    I think it will have the possibility of clearing away the fog that Abbott and Credlin have built.

    It will certainly put the focus on Abbott’s speech tomorrow.

    It has the added bonus of tending to lock the Libs into Abbott. A two edged sword that, about which I am ambivalent. One the one hand, it is frightening to think of Abbott PM. But on the other, he remains a strong plus for Labor.

  7. zoidlord (1169):

    Your political compass is somewhat astray jdging by your assessment of me.

    Puff, the Magic Dragon (1183):

    Well you can vote in any polling booth in your state or territory, but not quite in any polling booth in the land. If you’re interstate, there are some booths available for interstate voters but they’re not always that handy. Best to do a prepoll vote in your own state or a postal vote.

  8. Toorak toff,
    thanks for that, i have not voted interstate before. It would behove the AEC to set up a booth that does offer it close to the footy grounds.

  9. 1173
    Puff, the Magic Dragon.
    [well done PMJG. Love the glasses too.]
    As a middle-aged hetero male, I’d say it was a good look. 🙂

    [Is that the “Real Julia” look SK?]
    Damn sight better a view than on offer by the increasingly ‘Real Tones’.
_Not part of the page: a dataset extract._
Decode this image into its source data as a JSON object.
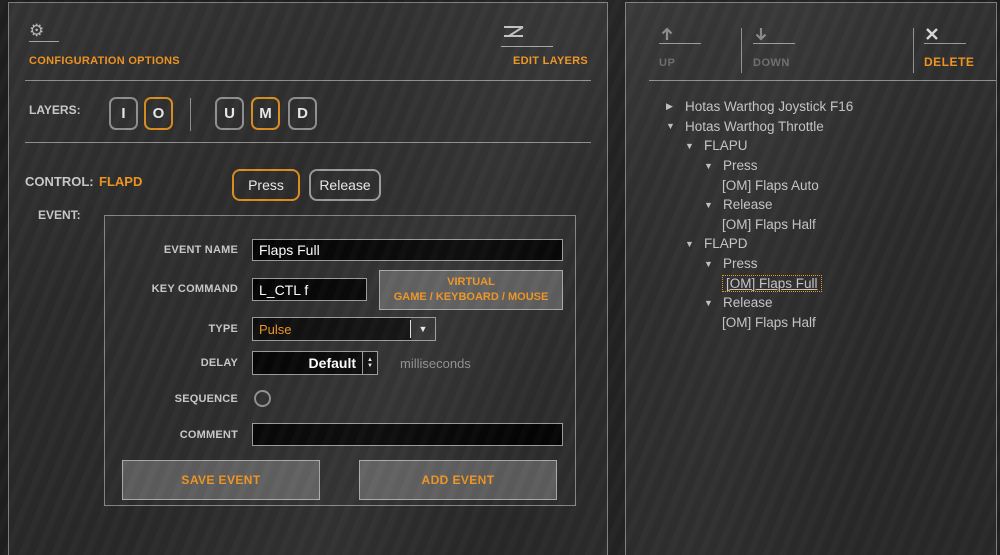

  10. 1187
    Greensborough Growler
    [Looks like a great market to arbitrage.]

    I just knew a PBer would be watching for that point in the market. 🙂

  11. You girls shouldn’t be too tough on DavidWH. He’s a Lib and all that, but not entirely one-eyed. I thought he’d been sharper than Mod Lib on guessing how things might pan out.

    Yesterday I think he said wtte that Gillard had made a lot of mistakes in 2010-2011, but has not repeated them, and seems unlikely to in the coming year.

    I might not agree about all of those ‘mistakes’, but that’s not a bad assessment on where things are now:not nearly as bad as the Ruddsters and Mod Lib and the like would suggest.

    Politically, the hardest decisions have been made and bedded down. In addition, there’s some very positive things falling into place. It’s mostly good news from here on. There will still be media nitpicking like Peris or Tim, but basically they’re just media charades and unlikely to affect voters.

    Economically, we’re still the envy of the world on all the key indicators.

  12. Have I missed Abbott’s presser?
    I dozed off during Hawker’s chat and woke to the harsh shrieking of Chrissie Pyne’s distortions of the truth.

    How do their minds work? “The PM refused to give details”. No she bloody didn’t.

Comments Page 25 of 25
1 24 25

Leave a Reply

Your email address will not be published. Required fields are marked *